-- THE PROBLEM --
Tally every line in the data that has the word "网站首页" and report only the total.
-.-.-
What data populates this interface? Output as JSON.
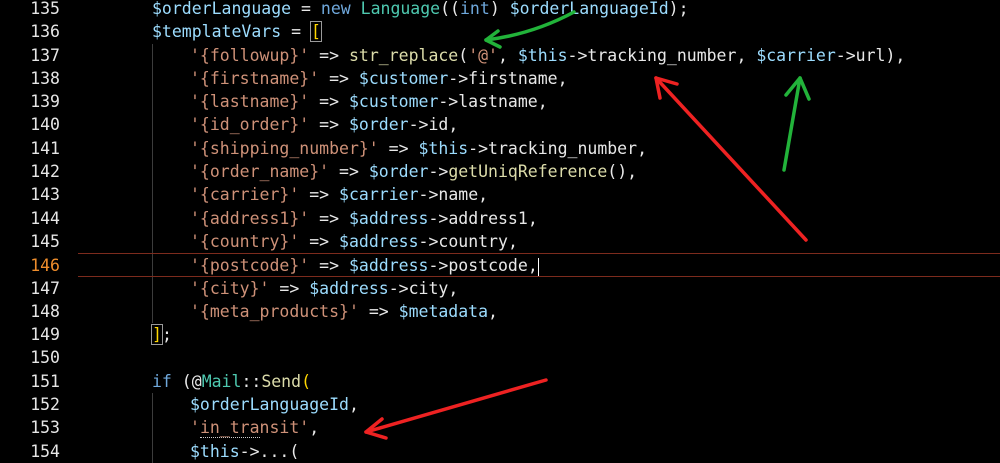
{
  "editor": {
    "lines": [
      {
        "num": "135",
        "tokens": [
          [
            "var",
            "$orderLanguage"
          ],
          [
            "op",
            " = "
          ],
          [
            "kw",
            "new"
          ],
          [
            "op",
            " "
          ],
          [
            "cls",
            "Language"
          ],
          [
            "op",
            "(("
          ],
          [
            "kw",
            "int"
          ],
          [
            "op",
            ") "
          ],
          [
            "var",
            "$orderLanguageId"
          ],
          [
            "op",
            ");"
          ]
        ]
      },
      {
        "num": "136",
        "tokens": [
          [
            "var",
            "$templateVars"
          ],
          [
            "op",
            " = "
          ],
          [
            "brkbox",
            "["
          ]
        ]
      },
      {
        "num": "137",
        "tokens": [
          [
            "str",
            "'{followup}'"
          ],
          [
            "op",
            " => "
          ],
          [
            "fn",
            "str_replace"
          ],
          [
            "op",
            "("
          ],
          [
            "str",
            "'@'"
          ],
          [
            "op",
            ", "
          ],
          [
            "var",
            "$this"
          ],
          [
            "op",
            "->"
          ],
          [
            "prop",
            "tracking_number"
          ],
          [
            "op",
            ", "
          ],
          [
            "var",
            "$carrier"
          ],
          [
            "op",
            "->"
          ],
          [
            "prop",
            "url"
          ],
          [
            "op",
            "),"
          ]
        ]
      },
      {
        "num": "138",
        "tokens": [
          [
            "str",
            "'{firstname}'"
          ],
          [
            "op",
            " => "
          ],
          [
            "var",
            "$customer"
          ],
          [
            "op",
            "->"
          ],
          [
            "prop",
            "firstname"
          ],
          [
            "op",
            ","
          ]
        ]
      },
      {
        "num": "139",
        "tokens": [
          [
            "str",
            "'{lastname}'"
          ],
          [
            "op",
            " => "
          ],
          [
            "var",
            "$customer"
          ],
          [
            "op",
            "->"
          ],
          [
            "prop",
            "lastname"
          ],
          [
            "op",
            ","
          ]
        ]
      },
      {
        "num": "140",
        "tokens": [
          [
            "str",
            "'{id_order}'"
          ],
          [
            "op",
            " => "
          ],
          [
            "var",
            "$order"
          ],
          [
            "op",
            "->"
          ],
          [
            "prop",
            "id"
          ],
          [
            "op",
            ","
          ]
        ]
      },
      {
        "num": "141",
        "tokens": [
          [
            "str",
            "'{shipping_number}'"
          ],
          [
            "op",
            " => "
          ],
          [
            "var",
            "$this"
          ],
          [
            "op",
            "->"
          ],
          [
            "prop",
            "tracking_number"
          ],
          [
            "op",
            ","
          ]
        ]
      },
      {
        "num": "142",
        "tokens": [
          [
            "str",
            "'{order_name}'"
          ],
          [
            "op",
            " => "
          ],
          [
            "var",
            "$order"
          ],
          [
            "op",
            "->"
          ],
          [
            "fn",
            "getUniqReference"
          ],
          [
            "op",
            "(),"
          ]
        ]
      },
      {
        "num": "143",
        "tokens": [
          [
            "str",
            "'{carrier}'"
          ],
          [
            "op",
            " => "
          ],
          [
            "var",
            "$carrier"
          ],
          [
            "op",
            "->"
          ],
          [
            "prop",
            "name"
          ],
          [
            "op",
            ","
          ]
        ]
      },
      {
        "num": "144",
        "tokens": [
          [
            "str",
            "'{address1}'"
          ],
          [
            "op",
            " => "
          ],
          [
            "var",
            "$address"
          ],
          [
            "op",
            "->"
          ],
          [
            "prop",
            "address1"
          ],
          [
            "op",
            ","
          ]
        ]
      },
      {
        "num": "145",
        "tokens": [
          [
            "str",
            "'{country}'"
          ],
          [
            "op",
            " => "
          ],
          [
            "var",
            "$address"
          ],
          [
            "op",
            "->"
          ],
          [
            "prop",
            "country"
          ],
          [
            "op",
            ","
          ]
        ]
      },
      {
        "num": "146",
        "tokens": [
          [
            "str",
            "'{postcode}'"
          ],
          [
            "op",
            " => "
          ],
          [
            "var",
            "$address"
          ],
          [
            "op",
            "->"
          ],
          [
            "prop",
            "postcode"
          ],
          [
            "op",
            ","
          ],
          [
            "cursor",
            ""
          ]
        ]
      },
      {
        "num": "147",
        "tokens": [
          [
            "str",
            "'{city}'"
          ],
          [
            "op",
            " => "
          ],
          [
            "var",
            "$address"
          ],
          [
            "op",
            "->"
          ],
          [
            "prop",
            "city"
          ],
          [
            "op",
            ","
          ]
        ]
      },
      {
        "num": "148",
        "tokens": [
          [
            "str",
            "'{meta_products}'"
          ],
          [
            "op",
            " => "
          ],
          [
            "var",
            "$metadata"
          ],
          [
            "op",
            ","
          ]
        ]
      },
      {
        "num": "149",
        "tokens": [
          [
            "brkbox",
            "]"
          ],
          [
            "op",
            ";"
          ]
        ]
      },
      {
        "num": "150",
        "tokens": []
      },
      {
        "num": "151",
        "tokens": [
          [
            "kw",
            "if"
          ],
          [
            "op",
            " ("
          ],
          [
            "op",
            "@"
          ],
          [
            "cls",
            "Mail"
          ],
          [
            "op",
            "::"
          ],
          [
            "fn",
            "Send"
          ],
          [
            "brk",
            "("
          ]
        ]
      },
      {
        "num": "152",
        "tokens": [
          [
            "var",
            "$orderLanguageId"
          ],
          [
            "op",
            ","
          ]
        ]
      },
      {
        "num": "153",
        "tokens": [
          [
            "str",
            "'"
          ],
          [
            "dotted",
            "in_tra"
          ],
          [
            "str",
            "nsit'"
          ],
          [
            "op",
            ","
          ]
        ]
      },
      {
        "num": "154",
        "tokens": [
          [
            "var",
            "$this"
          ],
          [
            "op",
            "->"
          ],
          [
            "prop",
            "..."
          ],
          [
            "op",
            "("
          ]
        ]
      }
    ],
    "current_line": "146"
  },
  "colors": {
    "background": "#000000",
    "current_line_border": "#7d2b1d",
    "current_line_number": "#ee8d2c",
    "arrow_green": "#22b33a",
    "arrow_red": "#ee2222"
  }
}
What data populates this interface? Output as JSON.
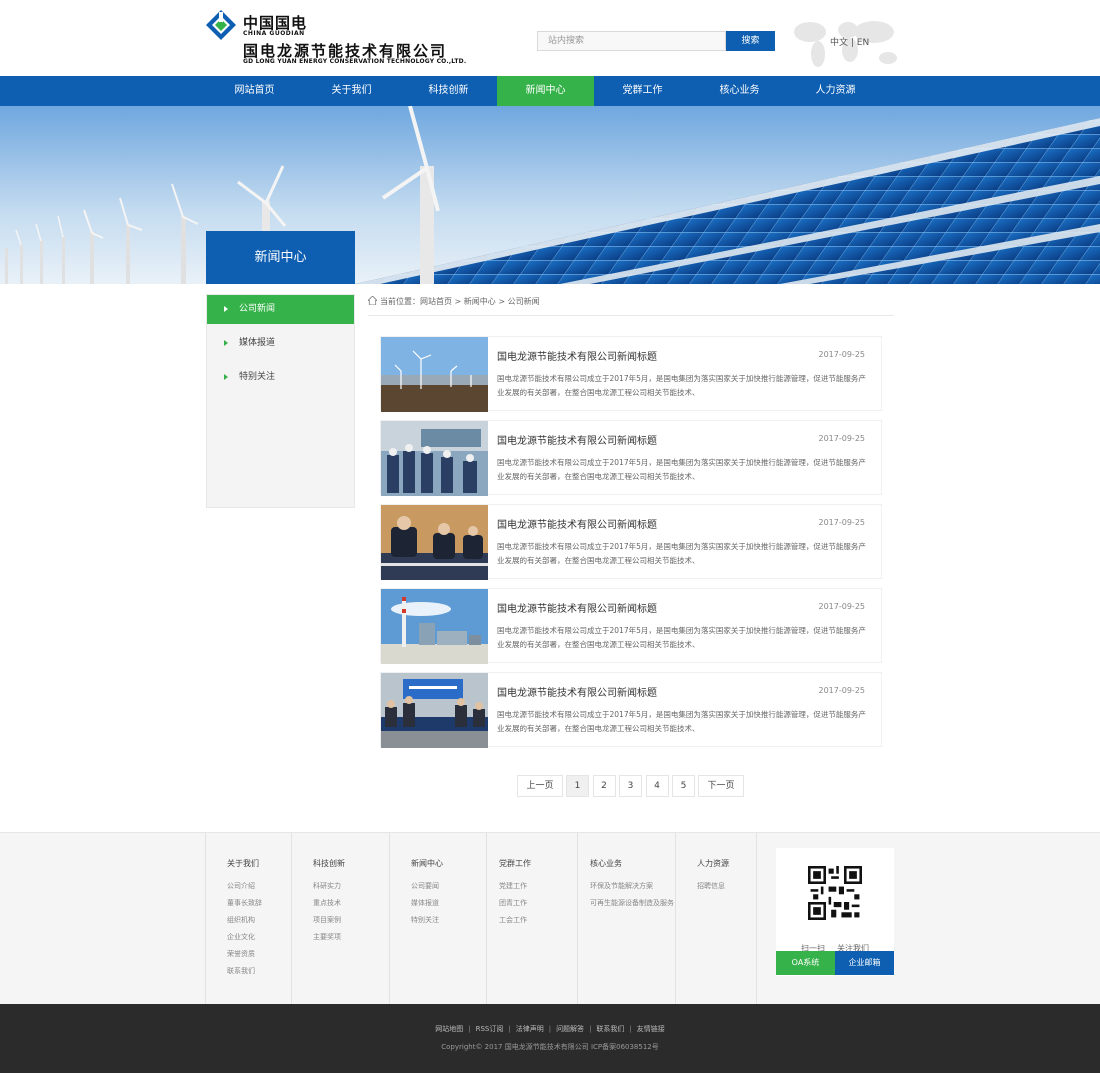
{
  "header": {
    "logo_cn": "中国国电",
    "logo_en": "CHINA GUODIAN",
    "company_cn": "国电龙源节能技术有限公司",
    "company_en": "GD LONG YUAN ENERGY CONSERVATION TECHNOLOGY CO.,LTD.",
    "search_placeholder": "站内搜索",
    "search_button": "搜索",
    "lang": "中文 | EN"
  },
  "nav": {
    "items": [
      "网站首页",
      "关于我们",
      "科技创新",
      "新闻中心",
      "党群工作",
      "核心业务",
      "人力资源"
    ],
    "active_index": 3
  },
  "banner": {
    "title": "新闻中心"
  },
  "sidebar": {
    "items": [
      "公司新闻",
      "媒体报道",
      "特别关注"
    ],
    "active_index": 0
  },
  "breadcrumb": "当前位置：网站首页 > 新闻中心 > 公司新闻",
  "news": [
    {
      "title": "国电龙源节能技术有限公司新闻标题",
      "date": "2017-09-25",
      "desc": "国电龙源节能技术有限公司成立于2017年5月，是国电集团为落实国家关于加快推行能源管理，促进节能服务产业发展的有关部署，在整合国电龙源工程公司相关节能技术、"
    },
    {
      "title": "国电龙源节能技术有限公司新闻标题",
      "date": "2017-09-25",
      "desc": "国电龙源节能技术有限公司成立于2017年5月，是国电集团为落实国家关于加快推行能源管理，促进节能服务产业发展的有关部署，在整合国电龙源工程公司相关节能技术、"
    },
    {
      "title": "国电龙源节能技术有限公司新闻标题",
      "date": "2017-09-25",
      "desc": "国电龙源节能技术有限公司成立于2017年5月，是国电集团为落实国家关于加快推行能源管理，促进节能服务产业发展的有关部署，在整合国电龙源工程公司相关节能技术、"
    },
    {
      "title": "国电龙源节能技术有限公司新闻标题",
      "date": "2017-09-25",
      "desc": "国电龙源节能技术有限公司成立于2017年5月，是国电集团为落实国家关于加快推行能源管理，促进节能服务产业发展的有关部署，在整合国电龙源工程公司相关节能技术、"
    },
    {
      "title": "国电龙源节能技术有限公司新闻标题",
      "date": "2017-09-25",
      "desc": "国电龙源节能技术有限公司成立于2017年5月，是国电集团为落实国家关于加快推行能源管理，促进节能服务产业发展的有关部署，在整合国电龙源工程公司相关节能技术、"
    }
  ],
  "pager": {
    "prev": "上一页",
    "pages": [
      "1",
      "2",
      "3",
      "4",
      "5"
    ],
    "current": "1",
    "next": "下一页"
  },
  "footer": {
    "columns": [
      {
        "title": "关于我们",
        "links": [
          "公司介绍",
          "董事长致辞",
          "组织机构",
          "企业文化",
          "荣誉资质",
          "联系我们"
        ]
      },
      {
        "title": "科技创新",
        "links": [
          "科研实力",
          "重点技术",
          "项目案例",
          "主要奖项"
        ]
      },
      {
        "title": "新闻中心",
        "links": [
          "公司要闻",
          "媒体报道",
          "特别关注"
        ]
      },
      {
        "title": "党群工作",
        "links": [
          "党建工作",
          "团青工作",
          "工会工作"
        ]
      },
      {
        "title": "核心业务",
        "links": [
          "环保及节能解决方案",
          "可再生能源设备制造及服务"
        ]
      },
      {
        "title": "人力资源",
        "links": [
          "招聘信息"
        ]
      }
    ],
    "qr_left": "扫一扫",
    "qr_right": "关注我们",
    "oa_button": "OA系统",
    "mail_button": "企业邮箱"
  },
  "bottom": {
    "links": [
      "网站地图",
      "RSS订阅",
      "法律声明",
      "问题解答",
      "联系我们",
      "友情链接"
    ],
    "copyright": "Copyright© 2017 国电龙源节能技术有限公司 ICP备案06038512号"
  },
  "colors": {
    "primary_blue": "#0e5fb2",
    "accent_green": "#36b24a"
  }
}
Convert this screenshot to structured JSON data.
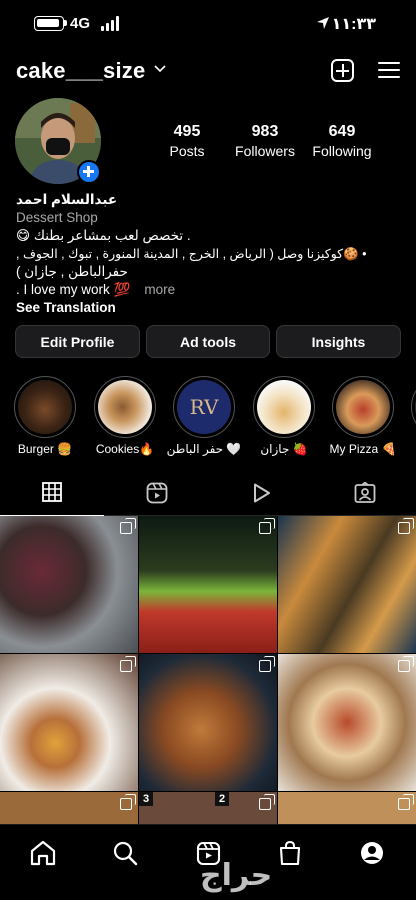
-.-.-
-- WRITTEN SOLUTION --
2